▶ **What is being asked**: Scan the entries below and return each line that contains "expanded".

▶ **Provided entries**:
▬▬▬▬▬▬▬▬▬▬

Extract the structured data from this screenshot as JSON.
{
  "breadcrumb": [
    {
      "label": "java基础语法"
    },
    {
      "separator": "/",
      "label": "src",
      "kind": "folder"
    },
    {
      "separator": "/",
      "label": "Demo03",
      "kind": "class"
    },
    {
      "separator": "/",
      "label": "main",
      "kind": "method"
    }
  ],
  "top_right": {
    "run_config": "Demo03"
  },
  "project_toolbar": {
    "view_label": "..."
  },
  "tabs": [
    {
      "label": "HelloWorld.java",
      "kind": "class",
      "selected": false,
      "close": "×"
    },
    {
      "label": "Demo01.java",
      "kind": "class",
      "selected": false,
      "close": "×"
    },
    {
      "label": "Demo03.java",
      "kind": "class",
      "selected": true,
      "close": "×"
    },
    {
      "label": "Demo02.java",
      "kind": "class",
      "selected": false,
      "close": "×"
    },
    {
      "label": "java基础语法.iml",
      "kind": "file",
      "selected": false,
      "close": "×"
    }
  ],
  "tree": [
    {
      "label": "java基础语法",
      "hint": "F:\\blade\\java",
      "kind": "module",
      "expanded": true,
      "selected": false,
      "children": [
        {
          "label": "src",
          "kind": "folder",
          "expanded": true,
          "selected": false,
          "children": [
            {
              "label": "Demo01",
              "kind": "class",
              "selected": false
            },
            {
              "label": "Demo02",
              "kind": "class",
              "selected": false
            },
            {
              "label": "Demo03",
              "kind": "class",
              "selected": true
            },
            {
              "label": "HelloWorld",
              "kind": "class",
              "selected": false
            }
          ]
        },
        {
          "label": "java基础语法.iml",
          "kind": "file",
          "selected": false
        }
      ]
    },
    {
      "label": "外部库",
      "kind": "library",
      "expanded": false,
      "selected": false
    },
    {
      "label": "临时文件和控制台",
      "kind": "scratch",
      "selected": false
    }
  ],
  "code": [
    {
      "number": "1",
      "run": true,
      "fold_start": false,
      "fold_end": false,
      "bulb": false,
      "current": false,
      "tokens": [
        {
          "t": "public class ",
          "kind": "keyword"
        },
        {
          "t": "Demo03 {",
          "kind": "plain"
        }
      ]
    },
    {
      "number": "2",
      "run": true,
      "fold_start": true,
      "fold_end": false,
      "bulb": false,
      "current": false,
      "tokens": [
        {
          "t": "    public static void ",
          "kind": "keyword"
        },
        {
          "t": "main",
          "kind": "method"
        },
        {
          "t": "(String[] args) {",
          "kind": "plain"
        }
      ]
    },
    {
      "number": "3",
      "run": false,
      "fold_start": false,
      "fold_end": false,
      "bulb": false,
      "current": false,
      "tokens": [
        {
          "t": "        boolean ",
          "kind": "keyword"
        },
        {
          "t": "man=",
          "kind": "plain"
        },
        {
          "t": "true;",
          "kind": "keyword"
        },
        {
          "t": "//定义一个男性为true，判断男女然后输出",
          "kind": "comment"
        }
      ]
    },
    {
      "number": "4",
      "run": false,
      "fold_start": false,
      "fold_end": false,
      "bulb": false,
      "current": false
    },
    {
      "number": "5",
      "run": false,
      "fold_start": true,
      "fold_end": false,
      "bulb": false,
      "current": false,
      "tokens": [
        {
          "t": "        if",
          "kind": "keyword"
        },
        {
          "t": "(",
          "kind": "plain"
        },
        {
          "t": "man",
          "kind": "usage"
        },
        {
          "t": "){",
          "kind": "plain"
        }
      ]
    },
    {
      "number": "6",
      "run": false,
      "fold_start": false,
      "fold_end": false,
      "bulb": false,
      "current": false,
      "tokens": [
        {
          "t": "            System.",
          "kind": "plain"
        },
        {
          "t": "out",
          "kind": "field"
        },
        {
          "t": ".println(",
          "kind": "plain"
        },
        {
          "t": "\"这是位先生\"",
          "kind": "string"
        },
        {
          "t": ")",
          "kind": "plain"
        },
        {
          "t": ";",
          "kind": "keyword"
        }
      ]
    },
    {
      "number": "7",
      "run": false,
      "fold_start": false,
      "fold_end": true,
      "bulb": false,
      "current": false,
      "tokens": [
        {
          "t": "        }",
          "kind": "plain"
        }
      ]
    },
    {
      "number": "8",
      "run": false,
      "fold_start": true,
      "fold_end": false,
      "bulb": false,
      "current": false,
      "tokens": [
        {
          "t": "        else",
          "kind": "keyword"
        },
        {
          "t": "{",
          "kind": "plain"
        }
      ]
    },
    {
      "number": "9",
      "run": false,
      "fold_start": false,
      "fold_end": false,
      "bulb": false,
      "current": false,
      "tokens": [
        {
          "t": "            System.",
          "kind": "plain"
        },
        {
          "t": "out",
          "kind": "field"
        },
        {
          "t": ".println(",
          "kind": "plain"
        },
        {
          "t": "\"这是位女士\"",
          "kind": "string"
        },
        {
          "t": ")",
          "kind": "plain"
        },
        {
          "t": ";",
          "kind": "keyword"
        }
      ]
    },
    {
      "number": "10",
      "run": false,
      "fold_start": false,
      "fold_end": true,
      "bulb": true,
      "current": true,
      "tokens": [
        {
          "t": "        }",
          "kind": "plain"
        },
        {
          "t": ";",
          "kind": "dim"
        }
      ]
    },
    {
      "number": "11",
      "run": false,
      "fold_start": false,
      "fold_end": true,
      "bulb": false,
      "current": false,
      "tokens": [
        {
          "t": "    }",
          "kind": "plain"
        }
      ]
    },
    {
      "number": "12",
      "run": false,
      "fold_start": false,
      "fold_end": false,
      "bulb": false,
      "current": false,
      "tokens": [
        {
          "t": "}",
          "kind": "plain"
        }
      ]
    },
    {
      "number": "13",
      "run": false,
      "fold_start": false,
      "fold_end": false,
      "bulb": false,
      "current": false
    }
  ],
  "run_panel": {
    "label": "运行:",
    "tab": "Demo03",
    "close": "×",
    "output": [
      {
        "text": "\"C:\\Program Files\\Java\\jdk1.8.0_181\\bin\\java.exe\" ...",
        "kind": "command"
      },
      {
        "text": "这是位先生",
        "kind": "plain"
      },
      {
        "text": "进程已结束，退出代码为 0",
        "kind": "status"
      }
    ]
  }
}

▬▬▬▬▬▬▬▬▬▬

▶ **Answer space**:
      "expanded": true,
          "expanded": true,
      "expanded": false,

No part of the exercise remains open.